Clinical Mentorship as a Bridge to Life in the Treatment of Eating Disorders
Moria Golan1,2, Tali Gogol-Ostrowsky1
1Shachaf-Eeting Disorders Intensive Treatment Center, Kibbutz Nasn. 2School of Nutritional Sciences, The Hebrew University of Jerusalem, Rehovot
The aim of this article is to describe a community-based multi-modality intensive treatment program, which demonstrates a significant reduction in symptoms of eating disorders while providing an opportunity to deal with the functional and social skills. Treatment is delivered through a multidisciplinary team. The uniqueness of the team is in the inclusion of clinical mentors. These are social workers, art therapists and graduate level psychology students who are trained to connect with clients in an informal, intensive manner (10-40 hours a week). The mentors focus on legitimizing healthy attitudes to food, eating and life, while highlighting the pain and loss associated with the disorder. The mentors serve as meal companion and calming figure, representing the healthy self-caring voice. The relationship established during the many hours spent together becomes a powerful experience, completely different from the isolation of the disorder. The treatment intervenes in most areas of life, focusing on an active search for possibilities, in contrast to the emptiness associated with the disorder.
This article presents the results and principles of a 2.5-year practice. Seventeen patients, ill for 6 years and more, completed this program more than a year ago. An assessment of their BMI and their general outcome using Eckert scales was performed. One year after completing the program, 76% of the patients were defined as recovered and 12% were almost recovered with only a few remaining symptoms. All of these patients function satisfactorily in the community, both in social and occupational aspects. Six percent were partially recovered and 6% suffered from regression during the first year of follow-up.
This treatment provides the intensity required in hospitalizations, while enabling patients to stay in the community and maintain those activities that survive the disorder.
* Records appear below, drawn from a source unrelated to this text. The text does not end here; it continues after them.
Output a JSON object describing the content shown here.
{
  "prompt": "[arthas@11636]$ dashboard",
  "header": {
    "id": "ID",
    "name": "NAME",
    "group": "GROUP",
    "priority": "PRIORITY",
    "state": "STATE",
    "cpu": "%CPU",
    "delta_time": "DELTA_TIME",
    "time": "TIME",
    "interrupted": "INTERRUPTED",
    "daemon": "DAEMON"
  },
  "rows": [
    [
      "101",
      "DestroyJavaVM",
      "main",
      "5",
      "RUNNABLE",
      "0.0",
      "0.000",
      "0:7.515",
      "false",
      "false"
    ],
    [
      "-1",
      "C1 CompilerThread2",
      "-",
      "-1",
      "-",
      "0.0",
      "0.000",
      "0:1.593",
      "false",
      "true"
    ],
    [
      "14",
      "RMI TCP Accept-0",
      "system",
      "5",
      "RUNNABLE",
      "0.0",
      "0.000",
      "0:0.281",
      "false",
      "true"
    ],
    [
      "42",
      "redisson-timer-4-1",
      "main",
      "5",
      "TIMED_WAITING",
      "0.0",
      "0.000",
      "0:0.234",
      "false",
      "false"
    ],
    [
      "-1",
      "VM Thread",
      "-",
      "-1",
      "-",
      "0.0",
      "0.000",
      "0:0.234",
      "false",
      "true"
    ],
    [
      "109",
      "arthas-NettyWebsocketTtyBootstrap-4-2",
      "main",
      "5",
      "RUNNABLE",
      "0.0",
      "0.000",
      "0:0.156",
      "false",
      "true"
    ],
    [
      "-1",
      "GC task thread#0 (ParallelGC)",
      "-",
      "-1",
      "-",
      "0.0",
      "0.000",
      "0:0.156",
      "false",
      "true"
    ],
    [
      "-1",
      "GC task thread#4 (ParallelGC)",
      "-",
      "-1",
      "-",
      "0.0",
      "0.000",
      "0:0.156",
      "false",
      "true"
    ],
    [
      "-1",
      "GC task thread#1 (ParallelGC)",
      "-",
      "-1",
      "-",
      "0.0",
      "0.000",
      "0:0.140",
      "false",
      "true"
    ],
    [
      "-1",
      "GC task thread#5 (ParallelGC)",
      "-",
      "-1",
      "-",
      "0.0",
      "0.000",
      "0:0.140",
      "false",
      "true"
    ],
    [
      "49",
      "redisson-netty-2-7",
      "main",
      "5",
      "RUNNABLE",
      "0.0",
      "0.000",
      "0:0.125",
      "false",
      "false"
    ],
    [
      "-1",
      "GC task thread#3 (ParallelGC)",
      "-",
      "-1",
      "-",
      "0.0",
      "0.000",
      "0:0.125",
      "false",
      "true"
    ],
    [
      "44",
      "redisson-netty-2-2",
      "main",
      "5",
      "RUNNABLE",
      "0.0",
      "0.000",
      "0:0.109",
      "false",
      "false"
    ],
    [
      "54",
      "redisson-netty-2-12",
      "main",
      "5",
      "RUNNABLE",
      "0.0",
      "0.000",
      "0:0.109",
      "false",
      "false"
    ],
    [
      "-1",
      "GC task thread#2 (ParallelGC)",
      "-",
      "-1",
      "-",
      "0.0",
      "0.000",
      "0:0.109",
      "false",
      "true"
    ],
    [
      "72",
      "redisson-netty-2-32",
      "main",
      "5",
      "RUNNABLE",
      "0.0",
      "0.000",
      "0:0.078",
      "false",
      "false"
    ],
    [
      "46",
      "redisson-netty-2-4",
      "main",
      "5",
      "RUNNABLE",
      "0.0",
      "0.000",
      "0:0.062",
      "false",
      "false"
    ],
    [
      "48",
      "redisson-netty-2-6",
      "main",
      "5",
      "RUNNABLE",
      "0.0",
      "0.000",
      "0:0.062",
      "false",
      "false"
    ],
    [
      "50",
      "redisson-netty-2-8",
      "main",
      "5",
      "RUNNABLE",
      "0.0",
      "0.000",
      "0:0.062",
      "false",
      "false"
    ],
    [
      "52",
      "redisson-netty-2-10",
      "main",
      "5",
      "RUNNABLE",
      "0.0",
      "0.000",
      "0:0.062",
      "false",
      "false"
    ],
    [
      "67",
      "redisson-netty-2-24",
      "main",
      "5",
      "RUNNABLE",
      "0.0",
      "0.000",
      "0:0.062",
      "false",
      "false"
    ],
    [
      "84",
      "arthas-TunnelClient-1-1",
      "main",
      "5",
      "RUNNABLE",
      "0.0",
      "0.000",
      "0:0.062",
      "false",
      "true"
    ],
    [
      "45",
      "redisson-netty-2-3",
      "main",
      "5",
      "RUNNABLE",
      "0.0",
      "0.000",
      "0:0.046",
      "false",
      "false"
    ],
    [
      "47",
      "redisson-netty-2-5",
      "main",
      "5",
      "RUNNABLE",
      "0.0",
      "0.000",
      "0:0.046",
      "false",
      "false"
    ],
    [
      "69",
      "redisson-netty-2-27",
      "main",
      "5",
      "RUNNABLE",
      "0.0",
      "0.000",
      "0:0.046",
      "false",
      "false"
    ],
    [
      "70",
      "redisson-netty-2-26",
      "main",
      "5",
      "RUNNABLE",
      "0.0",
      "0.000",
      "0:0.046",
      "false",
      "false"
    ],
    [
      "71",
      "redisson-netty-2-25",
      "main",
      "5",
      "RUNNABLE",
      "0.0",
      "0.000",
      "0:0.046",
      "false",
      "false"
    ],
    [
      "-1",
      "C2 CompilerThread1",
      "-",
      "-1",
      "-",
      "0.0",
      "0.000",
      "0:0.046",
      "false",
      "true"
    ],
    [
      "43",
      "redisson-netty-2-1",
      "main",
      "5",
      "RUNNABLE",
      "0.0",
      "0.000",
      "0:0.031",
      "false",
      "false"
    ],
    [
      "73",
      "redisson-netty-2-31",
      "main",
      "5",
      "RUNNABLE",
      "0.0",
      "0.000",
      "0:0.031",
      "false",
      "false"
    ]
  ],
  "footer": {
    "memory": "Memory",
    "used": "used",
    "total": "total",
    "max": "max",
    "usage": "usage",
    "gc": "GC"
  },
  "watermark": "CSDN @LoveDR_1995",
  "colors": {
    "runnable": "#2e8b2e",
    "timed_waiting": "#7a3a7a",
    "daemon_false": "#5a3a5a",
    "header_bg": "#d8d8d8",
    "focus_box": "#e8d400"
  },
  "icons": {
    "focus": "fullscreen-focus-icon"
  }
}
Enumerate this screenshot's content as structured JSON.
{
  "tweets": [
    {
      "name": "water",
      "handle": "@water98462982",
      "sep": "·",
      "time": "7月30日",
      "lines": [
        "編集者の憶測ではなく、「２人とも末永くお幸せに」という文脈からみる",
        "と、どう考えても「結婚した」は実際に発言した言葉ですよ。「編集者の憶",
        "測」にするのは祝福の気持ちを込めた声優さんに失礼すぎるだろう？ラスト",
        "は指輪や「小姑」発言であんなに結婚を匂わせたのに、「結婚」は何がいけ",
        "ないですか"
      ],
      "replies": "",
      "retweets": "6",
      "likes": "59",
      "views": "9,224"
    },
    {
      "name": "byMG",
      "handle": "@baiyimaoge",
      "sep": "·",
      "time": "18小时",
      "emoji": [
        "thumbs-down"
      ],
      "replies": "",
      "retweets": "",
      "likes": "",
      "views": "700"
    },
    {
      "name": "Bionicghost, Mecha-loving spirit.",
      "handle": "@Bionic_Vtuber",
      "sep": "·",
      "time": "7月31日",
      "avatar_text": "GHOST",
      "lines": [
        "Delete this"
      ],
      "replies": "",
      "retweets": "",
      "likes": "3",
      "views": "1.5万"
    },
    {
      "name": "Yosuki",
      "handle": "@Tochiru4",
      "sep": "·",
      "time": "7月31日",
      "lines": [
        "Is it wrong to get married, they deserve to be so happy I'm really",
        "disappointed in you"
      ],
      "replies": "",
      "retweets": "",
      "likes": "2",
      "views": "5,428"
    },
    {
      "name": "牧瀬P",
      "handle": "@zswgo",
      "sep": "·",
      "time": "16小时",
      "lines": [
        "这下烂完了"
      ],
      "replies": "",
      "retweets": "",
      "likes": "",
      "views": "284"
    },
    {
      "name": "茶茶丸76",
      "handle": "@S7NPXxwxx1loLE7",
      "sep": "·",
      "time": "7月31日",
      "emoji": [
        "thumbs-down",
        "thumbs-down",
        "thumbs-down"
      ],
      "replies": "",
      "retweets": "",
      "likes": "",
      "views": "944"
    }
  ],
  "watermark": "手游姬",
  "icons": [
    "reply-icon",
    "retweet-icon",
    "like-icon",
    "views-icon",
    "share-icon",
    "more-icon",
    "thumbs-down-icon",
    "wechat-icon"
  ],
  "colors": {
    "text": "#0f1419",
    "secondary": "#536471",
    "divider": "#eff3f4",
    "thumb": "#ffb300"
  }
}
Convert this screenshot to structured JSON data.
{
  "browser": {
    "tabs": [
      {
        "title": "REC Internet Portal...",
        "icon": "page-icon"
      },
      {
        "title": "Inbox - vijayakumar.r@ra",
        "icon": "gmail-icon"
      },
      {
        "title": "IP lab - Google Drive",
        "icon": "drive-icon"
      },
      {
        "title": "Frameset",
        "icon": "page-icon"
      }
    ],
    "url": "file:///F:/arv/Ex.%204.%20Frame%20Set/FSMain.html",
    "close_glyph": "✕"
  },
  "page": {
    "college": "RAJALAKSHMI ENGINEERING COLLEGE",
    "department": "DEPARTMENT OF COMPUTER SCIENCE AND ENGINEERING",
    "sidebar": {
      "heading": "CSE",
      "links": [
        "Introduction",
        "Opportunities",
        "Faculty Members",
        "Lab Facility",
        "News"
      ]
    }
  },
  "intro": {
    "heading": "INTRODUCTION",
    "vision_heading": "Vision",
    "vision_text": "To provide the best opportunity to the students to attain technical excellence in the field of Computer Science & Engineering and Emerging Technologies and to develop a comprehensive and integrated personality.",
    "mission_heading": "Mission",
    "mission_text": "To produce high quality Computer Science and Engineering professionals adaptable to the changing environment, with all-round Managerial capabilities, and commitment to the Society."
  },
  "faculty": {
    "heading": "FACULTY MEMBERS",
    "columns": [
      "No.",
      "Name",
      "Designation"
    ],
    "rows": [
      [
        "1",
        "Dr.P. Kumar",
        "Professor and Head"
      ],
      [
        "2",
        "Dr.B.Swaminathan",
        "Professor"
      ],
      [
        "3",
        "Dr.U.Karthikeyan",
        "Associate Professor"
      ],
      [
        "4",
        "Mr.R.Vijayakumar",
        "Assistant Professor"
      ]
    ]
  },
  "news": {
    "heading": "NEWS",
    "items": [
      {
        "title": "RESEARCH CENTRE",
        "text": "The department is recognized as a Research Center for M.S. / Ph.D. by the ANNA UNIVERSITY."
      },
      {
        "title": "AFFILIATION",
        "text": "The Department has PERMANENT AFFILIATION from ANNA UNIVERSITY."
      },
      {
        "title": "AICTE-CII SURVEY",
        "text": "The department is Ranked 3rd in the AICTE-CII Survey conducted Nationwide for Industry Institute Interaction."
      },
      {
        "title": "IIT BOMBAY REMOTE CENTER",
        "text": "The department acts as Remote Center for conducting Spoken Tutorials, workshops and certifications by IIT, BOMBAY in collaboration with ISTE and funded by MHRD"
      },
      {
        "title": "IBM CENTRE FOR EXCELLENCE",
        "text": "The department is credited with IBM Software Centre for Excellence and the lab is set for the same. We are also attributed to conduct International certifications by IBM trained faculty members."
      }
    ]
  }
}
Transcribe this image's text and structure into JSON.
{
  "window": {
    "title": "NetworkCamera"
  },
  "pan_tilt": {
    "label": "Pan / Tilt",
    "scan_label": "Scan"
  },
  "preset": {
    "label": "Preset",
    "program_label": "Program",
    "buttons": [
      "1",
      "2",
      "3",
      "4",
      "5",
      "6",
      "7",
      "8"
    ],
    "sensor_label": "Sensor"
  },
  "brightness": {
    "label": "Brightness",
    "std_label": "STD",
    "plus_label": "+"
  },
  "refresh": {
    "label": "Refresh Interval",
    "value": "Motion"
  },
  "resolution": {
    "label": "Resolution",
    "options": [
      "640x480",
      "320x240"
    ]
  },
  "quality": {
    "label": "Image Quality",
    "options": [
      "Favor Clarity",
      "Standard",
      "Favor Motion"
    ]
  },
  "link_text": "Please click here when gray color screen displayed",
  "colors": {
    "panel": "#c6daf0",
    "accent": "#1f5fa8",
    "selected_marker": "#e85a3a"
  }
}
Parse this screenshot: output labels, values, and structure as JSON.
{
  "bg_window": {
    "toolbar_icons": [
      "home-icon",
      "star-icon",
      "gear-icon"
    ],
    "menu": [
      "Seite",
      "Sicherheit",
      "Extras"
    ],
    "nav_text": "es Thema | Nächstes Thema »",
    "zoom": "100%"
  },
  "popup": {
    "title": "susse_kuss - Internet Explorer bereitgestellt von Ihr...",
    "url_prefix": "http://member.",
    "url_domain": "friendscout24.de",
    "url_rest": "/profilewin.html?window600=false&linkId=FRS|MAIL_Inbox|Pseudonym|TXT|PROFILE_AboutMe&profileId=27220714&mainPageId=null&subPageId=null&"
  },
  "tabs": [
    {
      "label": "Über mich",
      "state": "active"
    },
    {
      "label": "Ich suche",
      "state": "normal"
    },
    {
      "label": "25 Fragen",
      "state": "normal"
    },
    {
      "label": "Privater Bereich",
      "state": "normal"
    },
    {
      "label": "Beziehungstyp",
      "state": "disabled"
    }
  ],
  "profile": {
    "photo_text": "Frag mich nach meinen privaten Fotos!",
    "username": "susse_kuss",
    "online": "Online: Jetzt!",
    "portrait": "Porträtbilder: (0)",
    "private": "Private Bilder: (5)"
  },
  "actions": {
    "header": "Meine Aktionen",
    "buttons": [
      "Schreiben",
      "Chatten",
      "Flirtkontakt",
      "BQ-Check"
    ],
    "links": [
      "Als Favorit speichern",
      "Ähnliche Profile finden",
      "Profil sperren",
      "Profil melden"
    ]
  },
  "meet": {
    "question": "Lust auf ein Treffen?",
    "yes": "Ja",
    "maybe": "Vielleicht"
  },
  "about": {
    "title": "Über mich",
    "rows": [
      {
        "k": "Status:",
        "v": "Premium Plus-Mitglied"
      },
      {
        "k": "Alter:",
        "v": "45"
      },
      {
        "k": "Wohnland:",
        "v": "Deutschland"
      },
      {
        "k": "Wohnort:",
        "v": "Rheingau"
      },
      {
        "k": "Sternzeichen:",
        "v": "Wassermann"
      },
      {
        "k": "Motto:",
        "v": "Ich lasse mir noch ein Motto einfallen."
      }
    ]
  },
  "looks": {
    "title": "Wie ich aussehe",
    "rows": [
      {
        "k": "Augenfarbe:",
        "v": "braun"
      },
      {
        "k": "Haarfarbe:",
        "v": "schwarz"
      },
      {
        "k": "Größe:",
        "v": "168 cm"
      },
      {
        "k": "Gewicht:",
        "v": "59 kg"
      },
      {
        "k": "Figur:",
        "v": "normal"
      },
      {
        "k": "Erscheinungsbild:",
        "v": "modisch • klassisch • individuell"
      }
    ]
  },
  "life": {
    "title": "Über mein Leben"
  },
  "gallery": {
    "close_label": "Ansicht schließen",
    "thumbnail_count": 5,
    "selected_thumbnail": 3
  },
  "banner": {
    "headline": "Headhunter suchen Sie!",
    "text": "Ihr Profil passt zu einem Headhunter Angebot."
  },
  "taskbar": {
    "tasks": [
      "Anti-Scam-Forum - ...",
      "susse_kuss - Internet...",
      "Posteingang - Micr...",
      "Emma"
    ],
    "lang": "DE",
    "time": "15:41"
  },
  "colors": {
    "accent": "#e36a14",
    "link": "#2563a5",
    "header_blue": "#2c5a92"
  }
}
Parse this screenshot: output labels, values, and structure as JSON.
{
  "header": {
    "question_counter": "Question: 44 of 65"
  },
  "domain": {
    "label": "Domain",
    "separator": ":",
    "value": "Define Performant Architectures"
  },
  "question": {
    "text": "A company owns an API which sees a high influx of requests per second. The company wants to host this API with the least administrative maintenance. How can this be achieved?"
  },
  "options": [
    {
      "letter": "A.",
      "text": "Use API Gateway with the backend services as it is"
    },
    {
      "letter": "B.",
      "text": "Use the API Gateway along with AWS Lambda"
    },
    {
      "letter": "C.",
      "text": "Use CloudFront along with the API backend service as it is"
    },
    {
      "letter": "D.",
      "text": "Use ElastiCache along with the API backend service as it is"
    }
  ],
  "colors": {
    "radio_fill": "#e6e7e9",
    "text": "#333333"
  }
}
This program has proven to work well with chronic patients. Further data, not analyzed as yet, also indicates the efficacy of this treatment in acute cases.